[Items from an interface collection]

● ● ● ● ●

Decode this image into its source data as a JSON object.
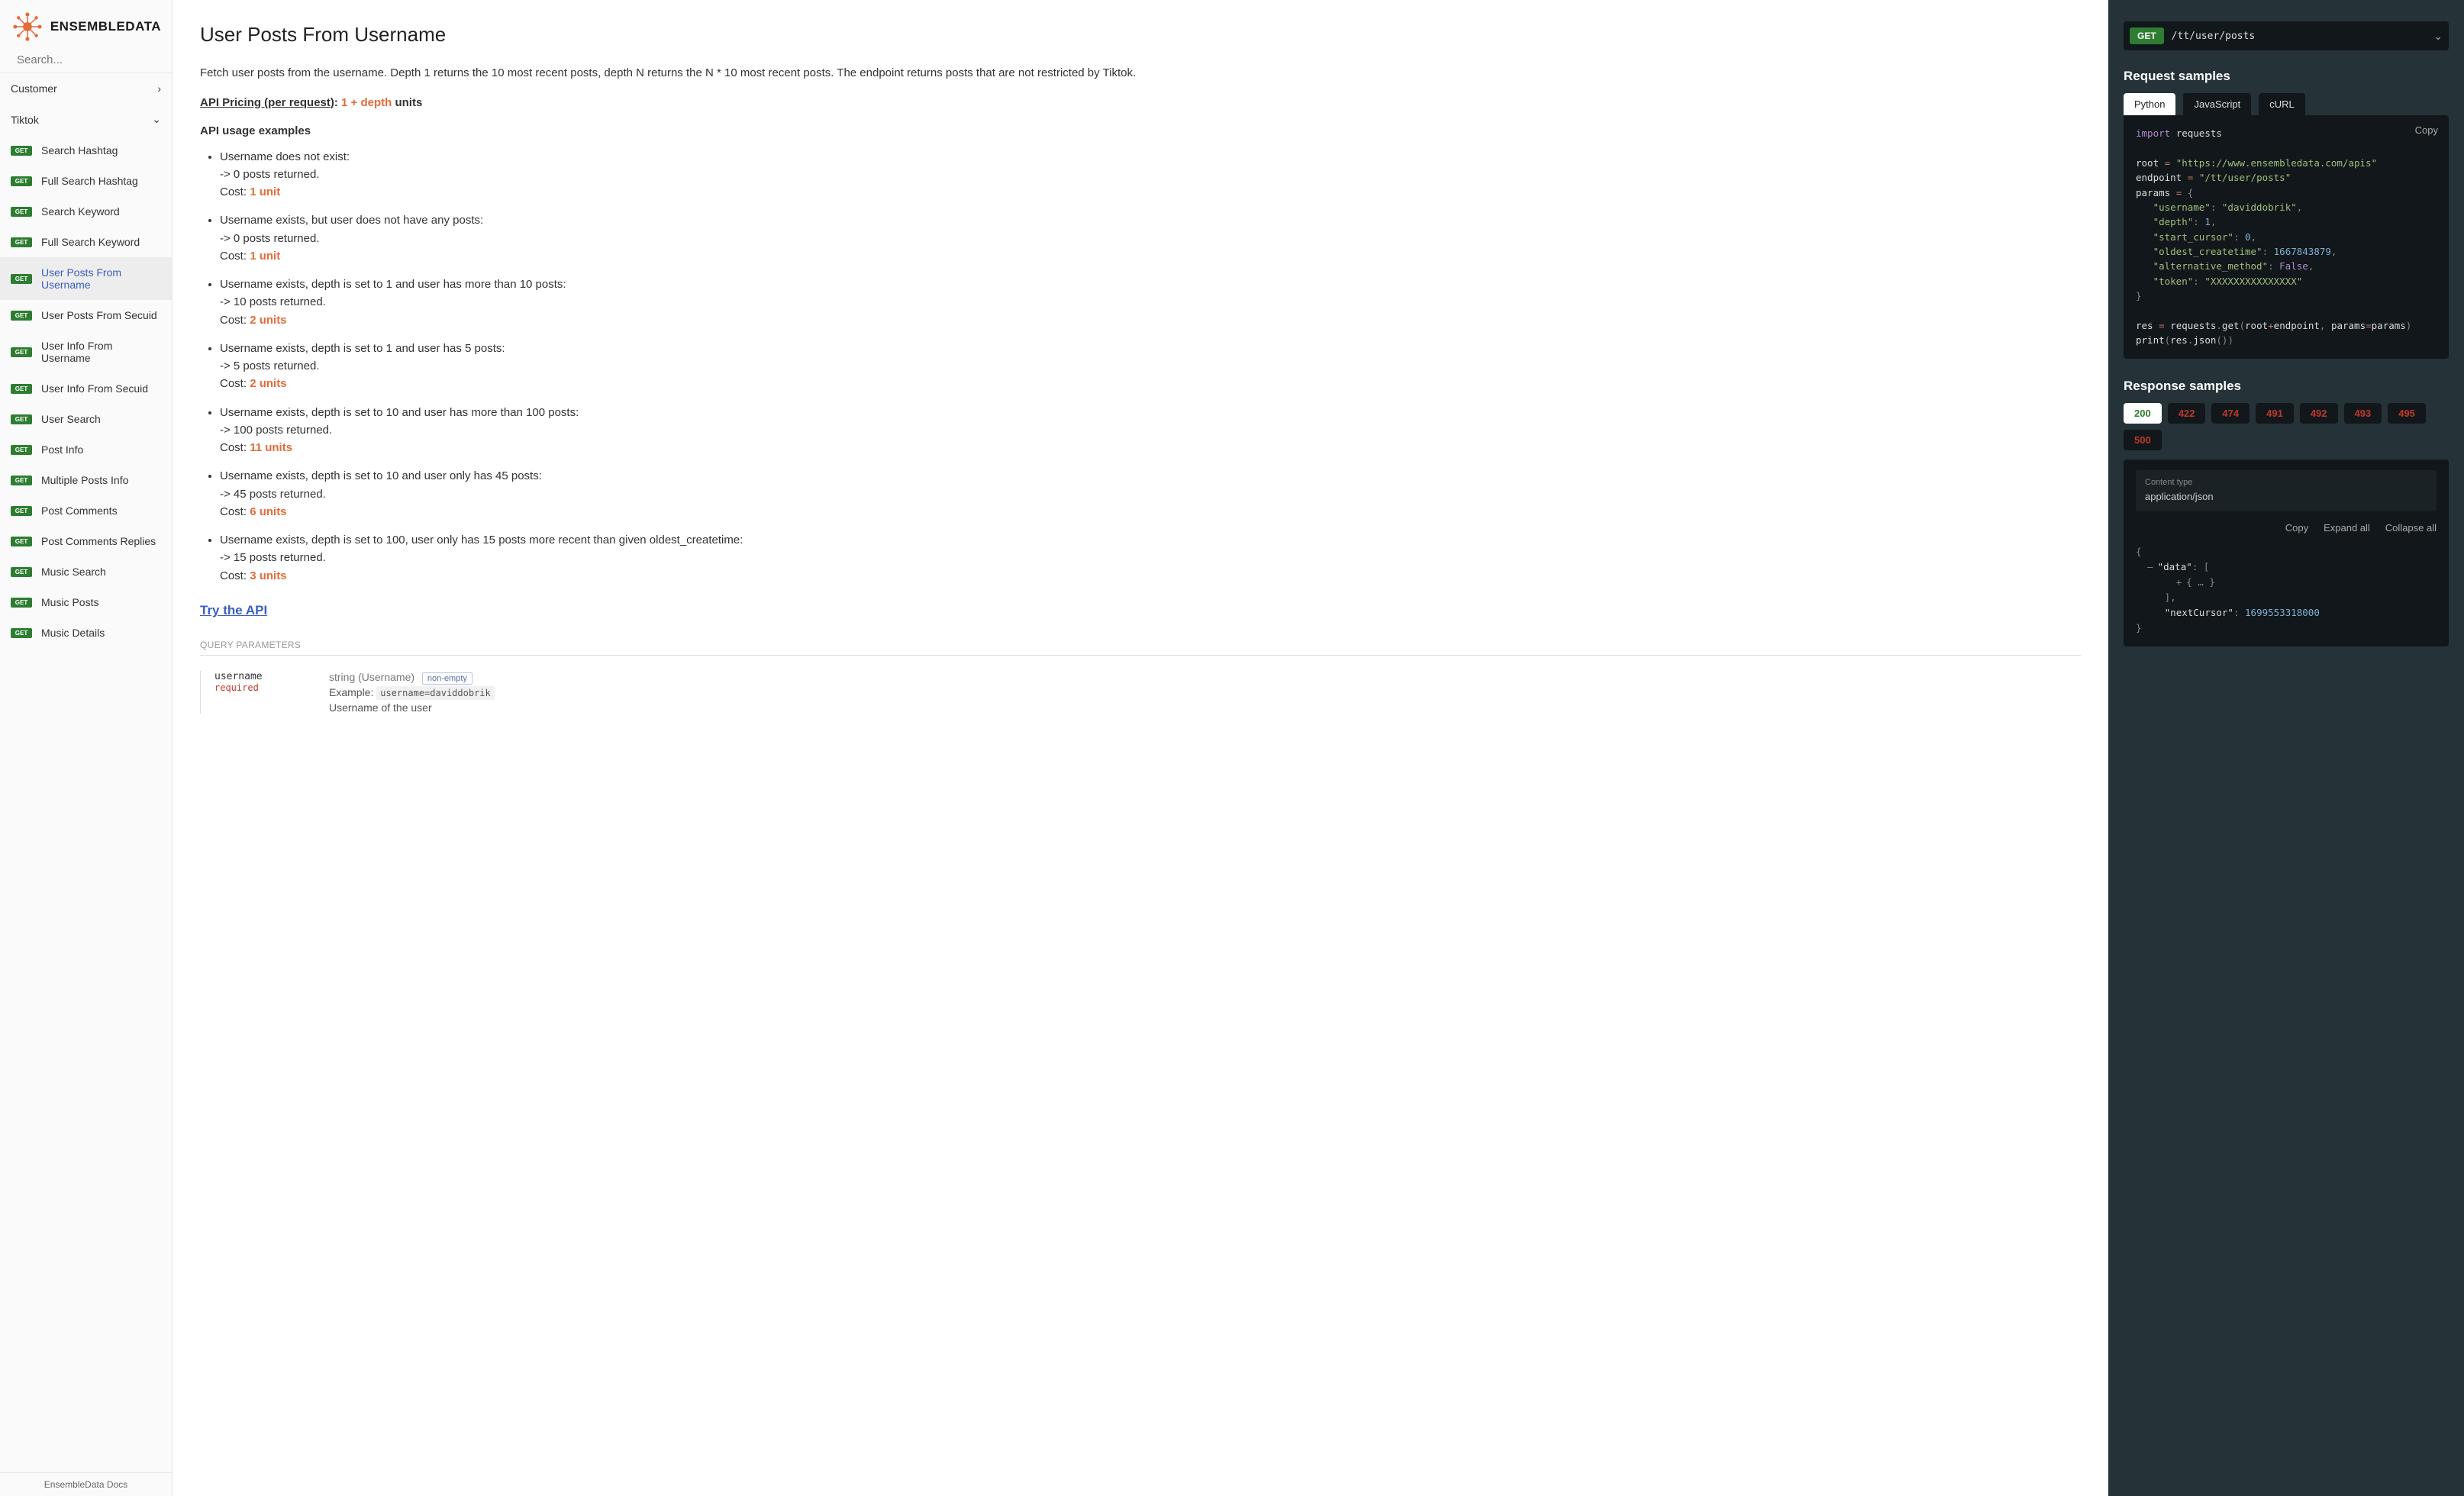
{
  "brand": "ENSEMBLEDATA",
  "search_placeholder": "Search...",
  "sections": {
    "customer": "Customer",
    "tiktok": "Tiktok"
  },
  "nav_items": [
    {
      "method": "GET",
      "label": "Search Hashtag"
    },
    {
      "method": "GET",
      "label": "Full Search Hashtag"
    },
    {
      "method": "GET",
      "label": "Search Keyword"
    },
    {
      "method": "GET",
      "label": "Full Search Keyword"
    },
    {
      "method": "GET",
      "label": "User Posts From Username"
    },
    {
      "method": "GET",
      "label": "User Posts From Secuid"
    },
    {
      "method": "GET",
      "label": "User Info From Username"
    },
    {
      "method": "GET",
      "label": "User Info From Secuid"
    },
    {
      "method": "GET",
      "label": "User Search"
    },
    {
      "method": "GET",
      "label": "Post Info"
    },
    {
      "method": "GET",
      "label": "Multiple Posts Info"
    },
    {
      "method": "GET",
      "label": "Post Comments"
    },
    {
      "method": "GET",
      "label": "Post Comments Replies"
    },
    {
      "method": "GET",
      "label": "Music Search"
    },
    {
      "method": "GET",
      "label": "Music Posts"
    },
    {
      "method": "GET",
      "label": "Music Details"
    }
  ],
  "footer": "EnsembleData Docs",
  "title": "User Posts From Username",
  "description": "Fetch user posts from the username. Depth 1 returns the 10 most recent posts, depth N returns the N * 10 most recent posts. The endpoint returns posts that are not restricted by Tiktok.",
  "pricing_label": "API Pricing (per request)",
  "pricing_formula": "1 + depth",
  "pricing_units": "units",
  "usage_header": "API usage examples",
  "examples": [
    {
      "title": "Username does not exist:",
      "result": "0 posts returned.",
      "cost": "1 unit"
    },
    {
      "title": "Username exists, but user does not have any posts:",
      "result": "0 posts returned.",
      "cost": "1 unit"
    },
    {
      "title": "Username exists, depth is set to 1 and user has more than 10 posts:",
      "result": "10 posts returned.",
      "cost": "2 units"
    },
    {
      "title": "Username exists, depth is set to 1 and user has 5 posts:",
      "result": "5 posts returned.",
      "cost": "2 units"
    },
    {
      "title": "Username exists, depth is set to 10 and user has more than 100 posts:",
      "result": "100 posts returned.",
      "cost": "11 units"
    },
    {
      "title": "Username exists, depth is set to 10 and user only has 45 posts:",
      "result": "45 posts returned.",
      "cost": "6 units"
    },
    {
      "title": "Username exists, depth is set to 100, user only has 15 posts more recent than given oldest_createtime:",
      "result": "15 posts returned.",
      "cost": "3 units"
    }
  ],
  "try_label": "Try the API",
  "query_params_header": "QUERY PARAMETERS",
  "param": {
    "name": "username",
    "required": "required",
    "type": "string (Username)",
    "nonempty": "non-empty",
    "example_label": "Example:",
    "example_code": "username=daviddobrik",
    "desc": "Username of the user"
  },
  "endpoint": {
    "method": "GET",
    "path": "/tt/user/posts"
  },
  "req_samples_header": "Request samples",
  "req_tabs": [
    "Python",
    "JavaScript",
    "cURL"
  ],
  "copy_label": "Copy",
  "code": {
    "root_url": "\"https://www.ensembledata.com/apis\"",
    "endpoint_str": "\"/tt/user/posts\"",
    "username_val": "\"daviddobrik\"",
    "depth_val": "1",
    "cursor_val": "0",
    "oldest_val": "1667843879",
    "alt_val": "False",
    "token_val": "\"XXXXXXXXXXXXXXX\""
  },
  "resp_samples_header": "Response samples",
  "status_codes": [
    "200",
    "422",
    "474",
    "491",
    "492",
    "493",
    "495",
    "500"
  ],
  "content_type_label": "Content type",
  "content_type_val": "application/json",
  "resp_actions": [
    "Copy",
    "Expand all",
    "Collapse all"
  ],
  "resp_json": {
    "data_key": "\"data\"",
    "next_key": "\"nextCursor\"",
    "next_val": "1699553318000"
  }
}
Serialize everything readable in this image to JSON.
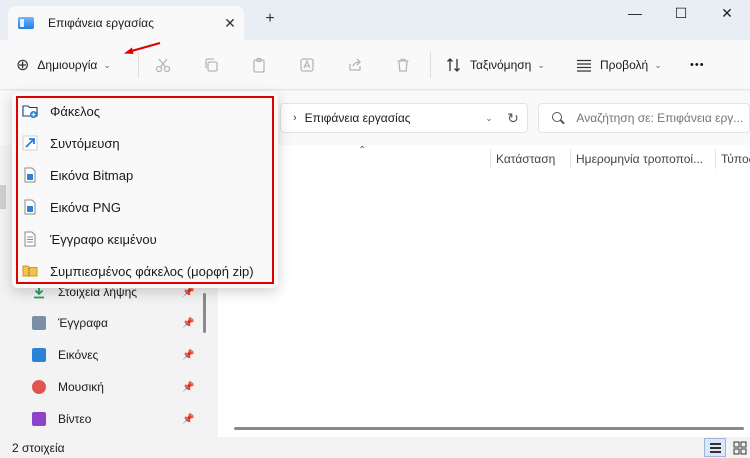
{
  "window": {
    "tab_title": "Επιφάνεια εργασίας",
    "tab_close": "✕",
    "new_tab": "+",
    "minimize": "—",
    "maximize": "☐",
    "close": "✕"
  },
  "commandbar": {
    "new_label": "Δημιουργία",
    "new_plus": "⊕",
    "sort_label": "Ταξινόμηση",
    "view_label": "Προβολή",
    "more": "•••",
    "chevron": "⌄"
  },
  "nav": {
    "address_chevron": "›",
    "address": "Επιφάνεια εργασίας",
    "address_dropdown": "⌄",
    "refresh": "↻",
    "search_placeholder": "Αναζήτηση σε: Επιφάνεια εργ..."
  },
  "columns": [
    {
      "label": "Κατάσταση"
    },
    {
      "label": "Ημερομηνία τροποποί..."
    },
    {
      "label": "Τύπος"
    }
  ],
  "sort_indicator": "⌃",
  "menu": {
    "items": [
      {
        "label": "Φάκελος",
        "icon": "new-folder-icon"
      },
      {
        "label": "Συντόμευση",
        "icon": "shortcut-icon"
      },
      {
        "label": "Εικόνα Bitmap",
        "icon": "bitmap-image-icon"
      },
      {
        "label": "Εικόνα PNG",
        "icon": "png-image-icon"
      },
      {
        "label": "Έγγραφο κειμένου",
        "icon": "text-document-icon"
      },
      {
        "label": "Συμπιεσμένος φάκελος (μορφή zip)",
        "icon": "zip-folder-icon"
      }
    ]
  },
  "sidebar": {
    "items": [
      {
        "label": "Στοιχεία λήψης",
        "icon": "downloads-icon",
        "color": "#1aa260"
      },
      {
        "label": "Έγγραφα",
        "icon": "documents-icon",
        "color": "#7a8fa6"
      },
      {
        "label": "Εικόνες",
        "icon": "pictures-icon",
        "color": "#2a83d8"
      },
      {
        "label": "Μουσική",
        "icon": "music-icon",
        "color": "#e0554f"
      },
      {
        "label": "Βίντεο",
        "icon": "videos-icon",
        "color": "#8e44c9"
      }
    ],
    "pin": "📌"
  },
  "status": {
    "count": "2 στοιχεία"
  },
  "colors": {
    "highlight_outline": "#e00000",
    "accent": "#1f7fe0"
  }
}
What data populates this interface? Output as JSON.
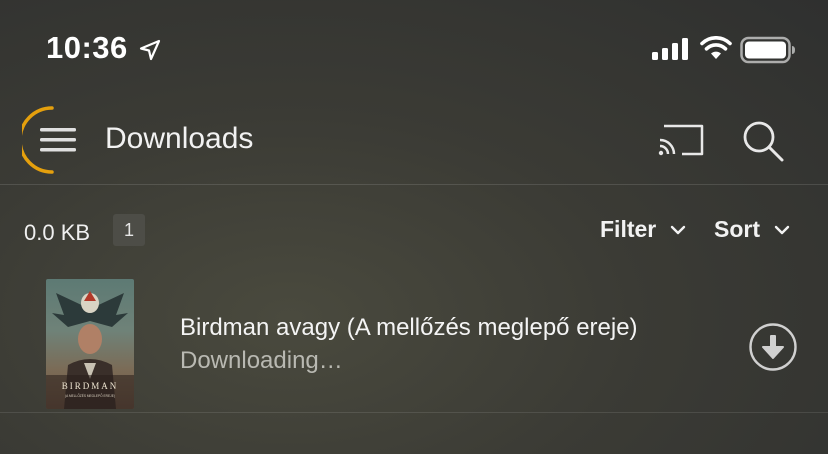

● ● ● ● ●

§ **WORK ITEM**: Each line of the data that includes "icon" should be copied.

§ **OUTPUT FOR THIS EXERCISE**:
        "icon": "new-folder-icon"
        "icon": "shortcut-icon"
        "icon": "bitmap-image-icon"
        "icon": "png-image-icon"
        "icon": "text-document-icon"
        "icon": "zip-folder-icon"
        "icon": "downloads-icon",
        "icon": "documents-icon",
        "icon": "pictures-icon",
        "icon": "music-icon",
        "icon": "videos-icon",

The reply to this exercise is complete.